• _Work request_: A word-for-word copy of the entries, with the images left out, is what you should write.

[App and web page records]

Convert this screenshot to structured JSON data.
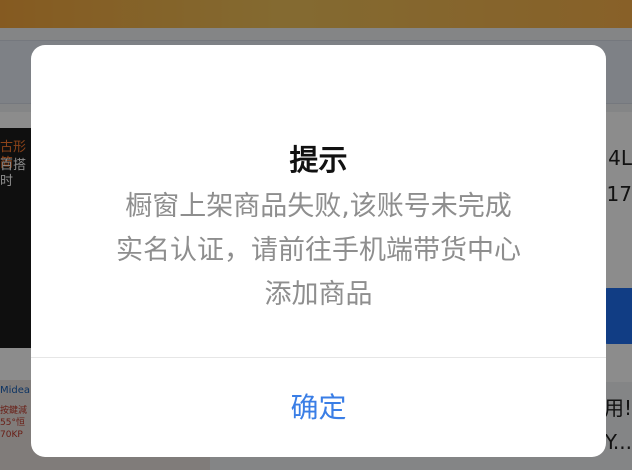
{
  "background": {
    "thumb1_line1": "古形简",
    "thumb1_line2": "百搭时",
    "thumb2_brand": "Midea",
    "thumb2_lines": [
      "按鍵減",
      "55°恒",
      "70KP"
    ],
    "right_text_1": "4L",
    "right_text_2": "17",
    "right_text_3": "用!",
    "right_text_4": "Y..."
  },
  "dialog": {
    "title": "提示",
    "message_lines": [
      "橱窗上架商品失败,该账号未完成",
      "实名认证，请前往手机端带货中心",
      "添加商品"
    ],
    "confirm_label": "确定"
  },
  "colors": {
    "title": "#111111",
    "message": "#8e8e8e",
    "confirm": "#3a7ee6",
    "overlay": "rgba(0,0,0,0.45)"
  }
}
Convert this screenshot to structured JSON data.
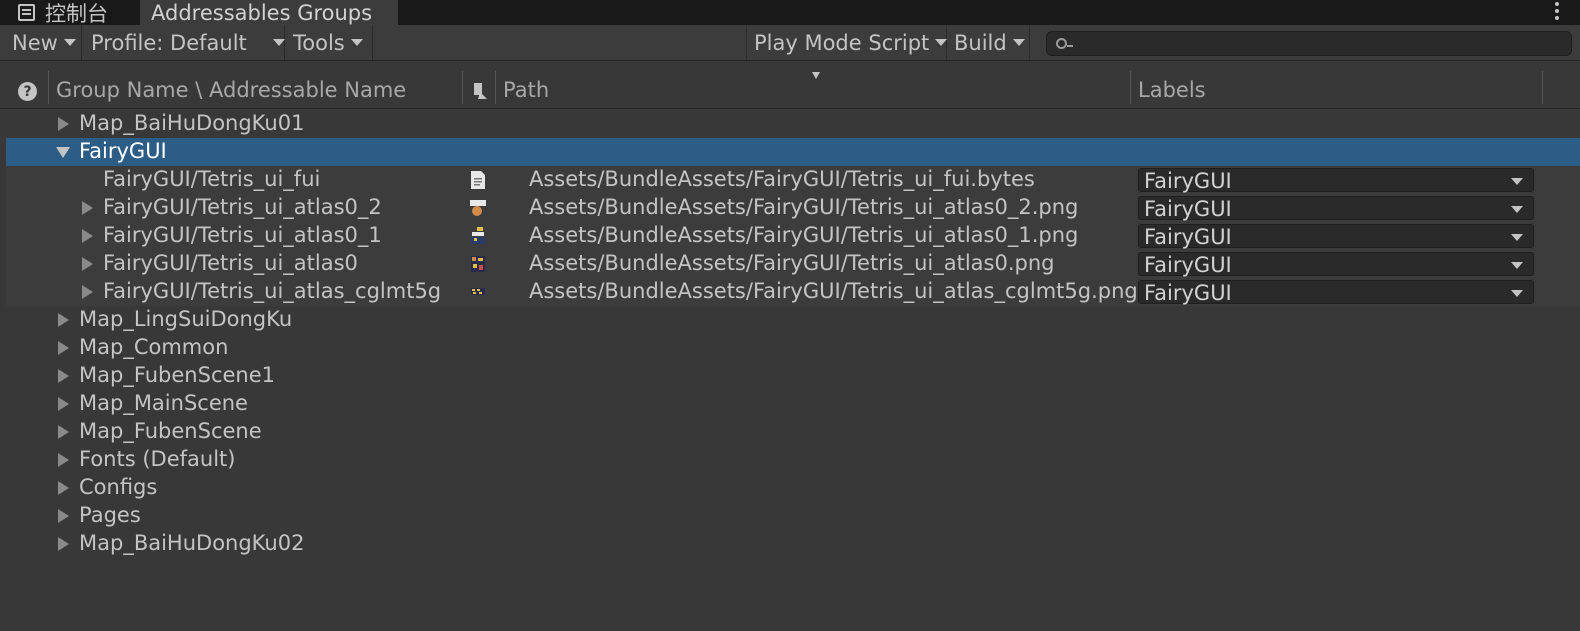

• _Finished exercise_:
Convert this screenshot to structured JSON data.
{
  "background": {
    "thumb1_line1": "古形简",
    "thumb1_line2": "百搭时",
    "thumb2_brand": "Midea",
    "thumb2_lines": [
      "按鍵減",
      "55°恒",
      "70KP"
    ],
    "right_text_1": "4L",
    "right_text_2": "17",
    "right_text_3": "用!",
    "right_text_4": "Y..."
  },
  "dialog": {
    "title": "提示",
    "message_lines": [
      "橱窗上架商品失败,该账号未完成",
      "实名认证，请前往手机端带货中心",
      "添加商品"
    ],
    "confirm_label": "确定"
  },
  "colors": {
    "title": "#111111",
    "message": "#8e8e8e",
    "confirm": "#3a7ee6",
    "overlay": "rgba(0,0,0,0.45)"
  }
}
Convert this screenshot to structured JSON data.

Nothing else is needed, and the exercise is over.